++++ Dataset records ++++

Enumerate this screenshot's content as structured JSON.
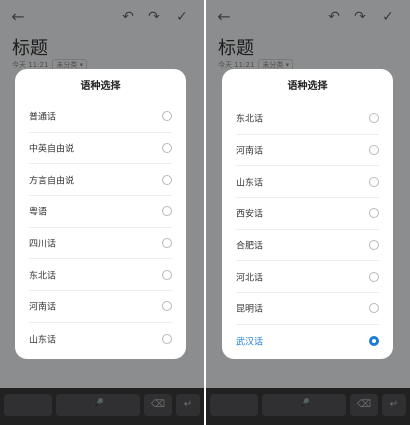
{
  "app": {
    "title": "标题",
    "date": "今天 11:21",
    "category": "未分类"
  },
  "dialog": {
    "title": "语种选择"
  },
  "left_options": [
    {
      "label": "普通话",
      "selected": false
    },
    {
      "label": "中英自由说",
      "selected": false
    },
    {
      "label": "方言自由说",
      "selected": false
    },
    {
      "label": "粤语",
      "selected": false
    },
    {
      "label": "四川话",
      "selected": false
    },
    {
      "label": "东北话",
      "selected": false
    },
    {
      "label": "河南话",
      "selected": false
    },
    {
      "label": "山东话",
      "selected": false
    }
  ],
  "right_options": [
    {
      "label": "东北话",
      "selected": false
    },
    {
      "label": "河南话",
      "selected": false
    },
    {
      "label": "山东话",
      "selected": false
    },
    {
      "label": "西安话",
      "selected": false
    },
    {
      "label": "合肥话",
      "selected": false
    },
    {
      "label": "河北话",
      "selected": false
    },
    {
      "label": "昆明话",
      "selected": false
    },
    {
      "label": "武汉话",
      "selected": true
    }
  ],
  "colors": {
    "accent": "#1a7cd9"
  }
}
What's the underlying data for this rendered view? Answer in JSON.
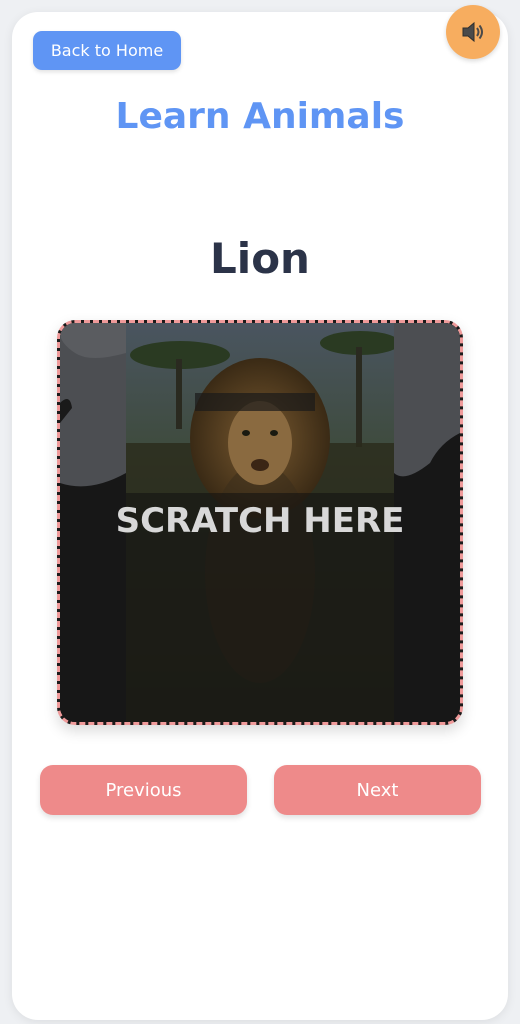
{
  "header": {
    "back_label": "Back to Home",
    "sound_icon": "speaker-icon"
  },
  "page": {
    "title": "Learn Animals",
    "animal_name": "Lion"
  },
  "scratch_card": {
    "overlay_text": "SCRATCH HERE",
    "image_subject": "lion"
  },
  "navigation": {
    "previous_label": "Previous",
    "next_label": "Next"
  },
  "colors": {
    "title_blue": "#5f95f4",
    "nav_button": "#ee8a8a",
    "sound_button": "#f7ad5f",
    "animal_text": "#2b3348"
  }
}
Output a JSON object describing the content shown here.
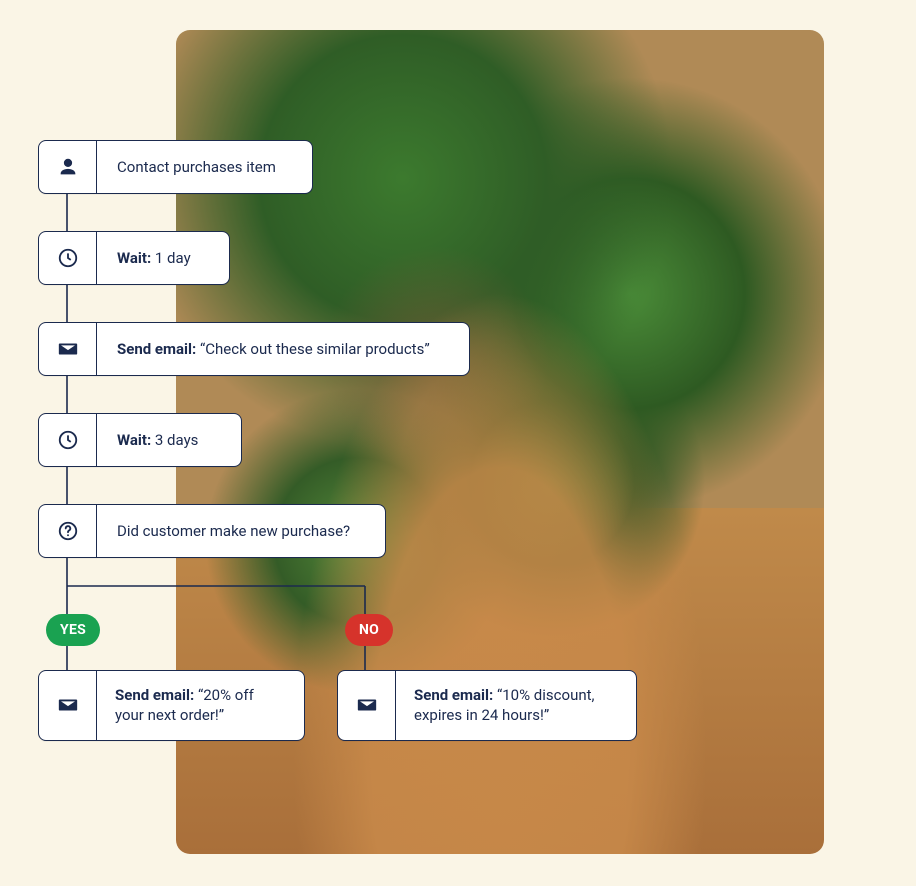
{
  "colors": {
    "page_bg": "#faf5e6",
    "card_bg": "#ffffff",
    "card_border": "#1b2a4e",
    "text": "#1b2a4e",
    "yes_badge": "#1aa251",
    "no_badge": "#d6332b"
  },
  "icons": {
    "person": "person-icon",
    "clock": "clock-icon",
    "envelope": "envelope-icon",
    "question": "question-icon"
  },
  "flow": {
    "trigger": {
      "label": "Contact purchases item"
    },
    "wait1": {
      "bold": "Wait:",
      "rest": " 1 day"
    },
    "email1": {
      "bold": "Send email:",
      "rest": " “Check out these similar products”"
    },
    "wait2": {
      "bold": "Wait:",
      "rest": " 3 days"
    },
    "condition": {
      "label": "Did customer make new purchase?"
    },
    "branches": {
      "yes": {
        "badge": "YES",
        "bold": "Send email:",
        "rest": " “20% off your next order!”"
      },
      "no": {
        "badge": "NO",
        "bold": "Send email:",
        "rest": " “10% discount, expires in 24 hours!”"
      }
    }
  }
}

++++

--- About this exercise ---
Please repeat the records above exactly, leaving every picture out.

--- Solution for this problem ---
Enumerate this screenshot's content as structured JSON.
{
  "app": {
    "title": "标题",
    "date": "今天 11:21",
    "category": "未分类"
  },
  "dialog": {
    "title": "语种选择"
  },
  "left_options": [
    {
      "label": "普通话",
      "selected": false
    },
    {
      "label": "中英自由说",
      "selected": false
    },
    {
      "label": "方言自由说",
      "selected": false
    },
    {
      "label": "粤语",
      "selected": false
    },
    {
      "label": "四川话",
      "selected": false
    },
    {
      "label": "东北话",
      "selected": false
    },
    {
      "label": "河南话",
      "selected": false
    },
    {
      "label": "山东话",
      "selected": false
    }
  ],
  "right_options": [
    {
      "label": "东北话",
      "selected": false
    },
    {
      "label": "河南话",
      "selected": false
    },
    {
      "label": "山东话",
      "selected": false
    },
    {
      "label": "西安话",
      "selected": false
    },
    {
      "label": "合肥话",
      "selected": false
    },
    {
      "label": "河北话",
      "selected": false
    },
    {
      "label": "昆明话",
      "selected": false
    },
    {
      "label": "武汉话",
      "selected": true
    }
  ],
  "colors": {
    "accent": "#1a7cd9"
  }
}
What's the underlying data for this rendered view? Answer in JSON.
{
  "header": {
    "back_label": "Back to Home",
    "sound_icon": "speaker-icon"
  },
  "page": {
    "title": "Learn Animals",
    "animal_name": "Lion"
  },
  "scratch_card": {
    "overlay_text": "SCRATCH HERE",
    "image_subject": "lion"
  },
  "navigation": {
    "previous_label": "Previous",
    "next_label": "Next"
  },
  "colors": {
    "title_blue": "#5f95f4",
    "nav_button": "#ee8a8a",
    "sound_button": "#f7ad5f",
    "animal_text": "#2b3348"
  }
}
Output a JSON object describing the content shown here.
{
  "colors": {
    "page_bg": "#faf5e6",
    "card_bg": "#ffffff",
    "card_border": "#1b2a4e",
    "text": "#1b2a4e",
    "yes_badge": "#1aa251",
    "no_badge": "#d6332b"
  },
  "icons": {
    "person": "person-icon",
    "clock": "clock-icon",
    "envelope": "envelope-icon",
    "question": "question-icon"
  },
  "flow": {
    "trigger": {
      "label": "Contact purchases item"
    },
    "wait1": {
      "bold": "Wait:",
      "rest": " 1 day"
    },
    "email1": {
      "bold": "Send email:",
      "rest": " “Check out these similar products”"
    },
    "wait2": {
      "bold": "Wait:",
      "rest": " 3 days"
    },
    "condition": {
      "label": "Did customer make new purchase?"
    },
    "branches": {
      "yes": {
        "badge": "YES",
        "bold": "Send email:",
        "rest": " “20% off your next order!”"
      },
      "no": {
        "badge": "NO",
        "bold": "Send email:",
        "rest": " “10% discount, expires in 24 hours!”"
      }
    }
  }
}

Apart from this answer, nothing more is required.